YOUR INSTRUCTIONS: Take each line from the entries that holds "JSON" and copy it out.

RECORDS SHOWN:
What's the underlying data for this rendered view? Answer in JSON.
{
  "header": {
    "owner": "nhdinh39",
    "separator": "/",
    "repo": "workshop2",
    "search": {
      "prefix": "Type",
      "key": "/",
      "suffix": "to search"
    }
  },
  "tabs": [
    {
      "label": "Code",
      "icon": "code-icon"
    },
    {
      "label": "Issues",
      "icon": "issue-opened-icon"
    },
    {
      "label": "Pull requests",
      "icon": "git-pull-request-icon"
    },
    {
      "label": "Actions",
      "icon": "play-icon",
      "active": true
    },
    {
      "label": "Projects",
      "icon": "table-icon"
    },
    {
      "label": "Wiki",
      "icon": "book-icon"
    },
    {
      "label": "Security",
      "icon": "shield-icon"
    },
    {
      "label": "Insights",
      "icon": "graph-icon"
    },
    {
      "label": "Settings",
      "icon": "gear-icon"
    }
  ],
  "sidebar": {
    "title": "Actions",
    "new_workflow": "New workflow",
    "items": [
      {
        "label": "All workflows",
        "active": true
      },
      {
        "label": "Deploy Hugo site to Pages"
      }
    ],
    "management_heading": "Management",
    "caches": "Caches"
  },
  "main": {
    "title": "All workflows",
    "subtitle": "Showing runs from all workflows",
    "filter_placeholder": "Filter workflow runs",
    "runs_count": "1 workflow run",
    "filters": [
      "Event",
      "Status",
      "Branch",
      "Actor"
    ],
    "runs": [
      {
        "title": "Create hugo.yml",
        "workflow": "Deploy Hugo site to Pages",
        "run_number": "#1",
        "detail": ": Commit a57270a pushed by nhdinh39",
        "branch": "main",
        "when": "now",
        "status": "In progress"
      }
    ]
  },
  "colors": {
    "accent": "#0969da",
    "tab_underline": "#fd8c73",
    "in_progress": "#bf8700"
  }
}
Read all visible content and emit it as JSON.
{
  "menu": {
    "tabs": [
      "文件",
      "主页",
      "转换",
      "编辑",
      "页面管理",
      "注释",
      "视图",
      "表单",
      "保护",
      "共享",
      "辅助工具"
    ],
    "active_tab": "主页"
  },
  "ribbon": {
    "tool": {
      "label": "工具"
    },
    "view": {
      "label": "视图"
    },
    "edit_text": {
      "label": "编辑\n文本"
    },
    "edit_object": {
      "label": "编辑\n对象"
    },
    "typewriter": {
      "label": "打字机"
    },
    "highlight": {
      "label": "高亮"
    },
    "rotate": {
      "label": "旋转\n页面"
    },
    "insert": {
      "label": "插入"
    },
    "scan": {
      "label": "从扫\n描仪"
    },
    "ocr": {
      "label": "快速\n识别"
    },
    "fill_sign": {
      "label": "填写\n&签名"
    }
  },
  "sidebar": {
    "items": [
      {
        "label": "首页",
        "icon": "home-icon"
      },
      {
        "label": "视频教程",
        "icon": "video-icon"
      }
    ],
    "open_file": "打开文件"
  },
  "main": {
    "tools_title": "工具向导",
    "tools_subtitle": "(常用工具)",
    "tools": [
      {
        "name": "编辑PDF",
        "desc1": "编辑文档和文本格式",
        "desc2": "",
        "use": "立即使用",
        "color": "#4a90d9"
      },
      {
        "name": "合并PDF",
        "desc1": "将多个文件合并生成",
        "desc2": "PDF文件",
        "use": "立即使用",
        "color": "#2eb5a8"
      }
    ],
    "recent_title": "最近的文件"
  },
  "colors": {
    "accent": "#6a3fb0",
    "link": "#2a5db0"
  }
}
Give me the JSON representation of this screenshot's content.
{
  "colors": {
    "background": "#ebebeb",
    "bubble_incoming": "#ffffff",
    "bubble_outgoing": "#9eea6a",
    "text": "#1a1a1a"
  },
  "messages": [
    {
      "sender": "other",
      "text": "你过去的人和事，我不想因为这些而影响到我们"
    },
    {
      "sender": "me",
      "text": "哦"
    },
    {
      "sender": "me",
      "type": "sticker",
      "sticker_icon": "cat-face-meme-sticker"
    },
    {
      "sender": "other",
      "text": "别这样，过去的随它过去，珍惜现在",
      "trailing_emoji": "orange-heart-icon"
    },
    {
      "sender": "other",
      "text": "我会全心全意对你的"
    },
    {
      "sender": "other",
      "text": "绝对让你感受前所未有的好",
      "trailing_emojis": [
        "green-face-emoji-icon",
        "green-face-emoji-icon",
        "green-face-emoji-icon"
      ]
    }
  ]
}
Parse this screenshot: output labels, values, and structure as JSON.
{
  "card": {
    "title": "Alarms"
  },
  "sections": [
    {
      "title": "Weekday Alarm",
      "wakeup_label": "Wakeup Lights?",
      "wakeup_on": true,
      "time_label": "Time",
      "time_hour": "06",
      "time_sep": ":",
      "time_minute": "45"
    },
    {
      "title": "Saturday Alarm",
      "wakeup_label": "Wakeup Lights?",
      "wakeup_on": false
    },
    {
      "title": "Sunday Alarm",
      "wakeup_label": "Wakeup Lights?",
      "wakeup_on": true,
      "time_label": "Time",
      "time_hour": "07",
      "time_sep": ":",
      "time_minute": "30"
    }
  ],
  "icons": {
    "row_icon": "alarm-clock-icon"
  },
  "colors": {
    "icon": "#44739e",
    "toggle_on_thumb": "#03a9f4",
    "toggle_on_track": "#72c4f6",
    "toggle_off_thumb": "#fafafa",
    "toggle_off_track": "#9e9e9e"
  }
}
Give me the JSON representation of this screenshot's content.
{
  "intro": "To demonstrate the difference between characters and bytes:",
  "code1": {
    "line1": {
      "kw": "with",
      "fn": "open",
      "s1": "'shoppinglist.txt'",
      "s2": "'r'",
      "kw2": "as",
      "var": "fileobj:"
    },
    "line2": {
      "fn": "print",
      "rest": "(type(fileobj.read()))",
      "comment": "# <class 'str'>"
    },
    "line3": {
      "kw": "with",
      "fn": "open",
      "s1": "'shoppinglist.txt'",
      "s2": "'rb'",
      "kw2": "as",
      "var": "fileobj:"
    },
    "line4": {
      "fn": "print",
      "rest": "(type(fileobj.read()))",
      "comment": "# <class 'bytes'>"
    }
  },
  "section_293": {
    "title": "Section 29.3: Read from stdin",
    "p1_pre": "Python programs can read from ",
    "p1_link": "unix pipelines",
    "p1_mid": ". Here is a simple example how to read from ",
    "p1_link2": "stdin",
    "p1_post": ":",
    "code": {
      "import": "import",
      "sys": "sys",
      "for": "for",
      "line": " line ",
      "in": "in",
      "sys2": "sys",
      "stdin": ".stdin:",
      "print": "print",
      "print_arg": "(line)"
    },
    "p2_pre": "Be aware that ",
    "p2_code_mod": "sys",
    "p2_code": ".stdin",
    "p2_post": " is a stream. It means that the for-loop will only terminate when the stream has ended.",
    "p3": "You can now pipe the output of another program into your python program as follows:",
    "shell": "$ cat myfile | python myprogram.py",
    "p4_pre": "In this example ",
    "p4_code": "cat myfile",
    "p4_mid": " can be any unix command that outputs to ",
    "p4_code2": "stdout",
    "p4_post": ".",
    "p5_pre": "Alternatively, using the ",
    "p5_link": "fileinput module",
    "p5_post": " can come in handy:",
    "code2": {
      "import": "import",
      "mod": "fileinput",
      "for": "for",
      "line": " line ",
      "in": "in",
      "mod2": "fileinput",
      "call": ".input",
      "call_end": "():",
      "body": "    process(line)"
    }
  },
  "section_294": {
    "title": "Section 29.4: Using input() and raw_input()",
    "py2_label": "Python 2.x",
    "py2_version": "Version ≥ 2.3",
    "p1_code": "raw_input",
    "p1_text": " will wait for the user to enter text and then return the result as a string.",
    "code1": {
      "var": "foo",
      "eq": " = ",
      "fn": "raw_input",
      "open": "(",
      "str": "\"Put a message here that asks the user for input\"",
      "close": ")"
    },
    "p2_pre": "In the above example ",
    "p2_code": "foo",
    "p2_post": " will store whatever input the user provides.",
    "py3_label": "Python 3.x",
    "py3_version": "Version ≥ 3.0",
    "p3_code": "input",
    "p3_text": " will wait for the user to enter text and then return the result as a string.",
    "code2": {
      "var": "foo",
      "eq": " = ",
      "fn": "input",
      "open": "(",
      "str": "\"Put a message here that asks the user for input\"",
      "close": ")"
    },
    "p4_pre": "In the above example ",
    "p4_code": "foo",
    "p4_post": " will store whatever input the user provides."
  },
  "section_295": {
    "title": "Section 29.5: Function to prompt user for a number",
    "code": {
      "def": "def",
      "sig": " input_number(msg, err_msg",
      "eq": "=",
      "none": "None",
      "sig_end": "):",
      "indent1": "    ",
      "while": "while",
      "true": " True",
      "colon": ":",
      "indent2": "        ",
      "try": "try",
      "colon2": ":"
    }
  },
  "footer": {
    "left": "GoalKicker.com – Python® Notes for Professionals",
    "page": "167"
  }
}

SOLUTION TO THIS EXERCISE:
What's the underlying data for this rendered view? Answer in JSON.
Read all visible content and emit it as JSON.
Give me the JSON representation of this screenshot's content.
Parse this screenshot: output labels, values, and structure as JSON.
Give me the JSON representation of this screenshot's content.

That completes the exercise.